When I lost my job in 2009, I took a job in Louisville, Kentucky where I started attending First Unitarian. I was asked to be the greeting coordinator for the church, which was a huge step outside my comfort zone, as I haven’t been the best at remembering people’s names. But I organized the coffee and greeting schedule, and had many moving conversations at the door, where I got the chance to bond with a great number of great people. As part of that process, I learned that my spiritual path was making connections. I was also appointed to the Membership board at that time, and one Easter Sunday in 2010, while playing the Velveteen Rabbit, I asked for the blessing of the church while I transitioned.
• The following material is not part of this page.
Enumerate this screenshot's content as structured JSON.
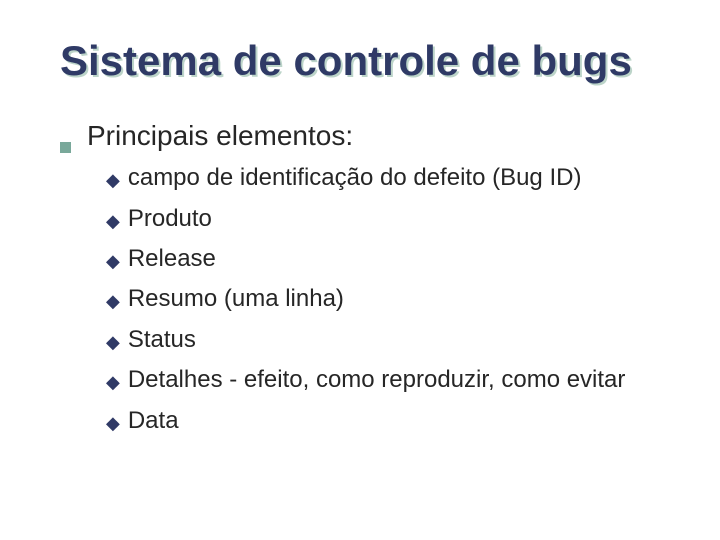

In September of that year, I was offered a job at Overstock in Cottonwood Heights. When I told my friends that I was moving to the Salt Lake Area, they told me that it was awesome, because one of the ministers was the first ever transgender minister. So when I arrived, and moved to West Jordan (I now live in Midvale), I went to First Unitarian. It didn’t have the lay-led feel that I had grown used to, and I found out that the other church, South Valley, was the congregation with the trans minister, but he wasn’t there anymore.
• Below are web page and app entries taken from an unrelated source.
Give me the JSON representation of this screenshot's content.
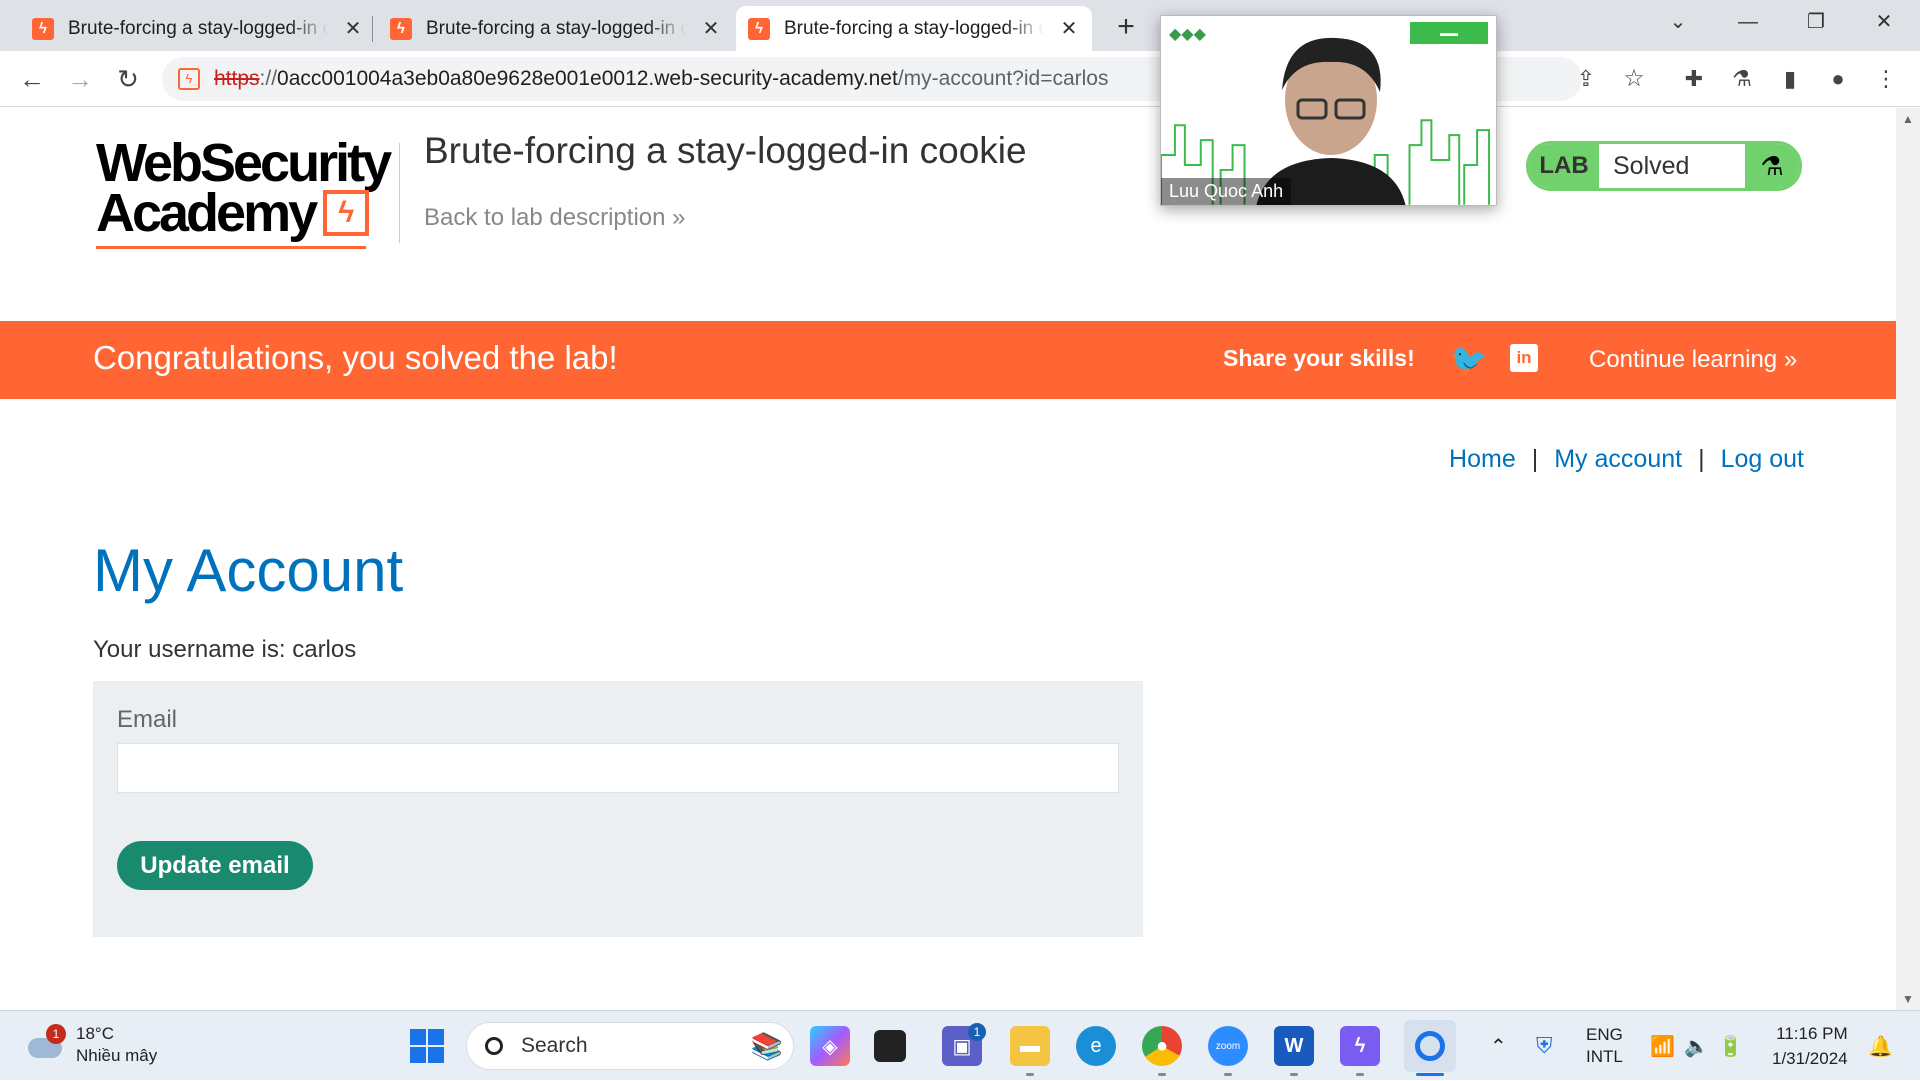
{
  "browser": {
    "tabs": [
      {
        "title": "Brute-forcing a stay-logged-in cookie",
        "active": false
      },
      {
        "title": "Brute-forcing a stay-logged-in cookie",
        "active": false
      },
      {
        "title": "Brute-forcing a stay-logged-in cookie",
        "active": true
      }
    ],
    "url": {
      "scheme": "https",
      "separator": "://",
      "host": "0acc001004a3eb0a80e9628e001e0012.web-security-academy.net",
      "path": "/my-account?id=carlos"
    }
  },
  "header": {
    "logo_line1": "WebSecurity",
    "logo_line2": "Academy",
    "lab_title": "Brute-forcing a stay-logged-in cookie",
    "back_link": "Back to lab description",
    "lab_badge": {
      "label": "LAB",
      "status": "Solved",
      "color": "#70d16d"
    }
  },
  "banner": {
    "message": "Congratulations, you solved the lab!",
    "share": "Share your skills!",
    "continue": "Continue learning",
    "color": "#ff6633"
  },
  "nav": {
    "home": "Home",
    "my_account": "My account",
    "log_out": "Log out",
    "separator": "|"
  },
  "account": {
    "heading": "My Account",
    "username_text": "Your username is: carlos",
    "email_label": "Email",
    "email_value": "",
    "update_button": "Update email"
  },
  "video": {
    "participant_name": "Luu Quoc Anh"
  },
  "taskbar": {
    "weather_temp": "18°C",
    "weather_desc": "Nhiều mây",
    "weather_badge": "1",
    "search_placeholder": "Search",
    "teams_badge": "1",
    "lang_line1": "ENG",
    "lang_line2": "INTL",
    "time": "11:16 PM",
    "date": "1/31/2024",
    "icons": [
      "windows-start-icon",
      "copilot-icon",
      "task-view-icon",
      "teams-icon",
      "file-explorer-icon",
      "edge-icon",
      "chrome-icon",
      "zoom-icon",
      "word-icon",
      "burp-icon",
      "chrome-active-icon"
    ]
  }
}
The following Sunday I visited South Valley for the first time. I was immediately welcomed and introduced to the LGBT group, Interweave. I also heard that there was a protest in downtown Salt Lake City that night and I was invited. That was my first protest of many. In fact, the leader of that protest later came out as trans herself and has since transitioned. It wasn’t long before I was asked to be the Welcoming Chair, and took that role for a couple of years. My activism however led me into politics. I fought unfair insurance policy, petitioned an attorney general, and sought to sway legislators. I knew that the trans community needed a voice, and if no one else would stand up, I would. Being a voice can be hard, but it gives you a sense of purpose. Over the years that visibility has led me to serve on multiple boards and councils. I served my Community Council for over five years, chairing it last year. I became the chair of the Transgender Inclusion Project, and have been serving in the leadership of the Women’s State Legislative Council of Utah for a number of years. More recently I joined the board of the ACLU of Utah at the calling of the House Minority Leader, and stepped up to chair House District 44 for the Democratic Party. I also have been called back to serve on the Board of Trustees. As a deep believer in being called to serve, I look forward to being able to bring my experience to the board during these challenging times. On multiple occasions, I have been told by others that visibility while running and persistence to serve has inspired them to run and serve. That inspires me. There are some days where you feel like you are just one voice in a chorus, and others when it seems like you are a lone voice crying in the wilderness. But no matter my battles, I have always been able to come home to South Valley, where I find the support empowering.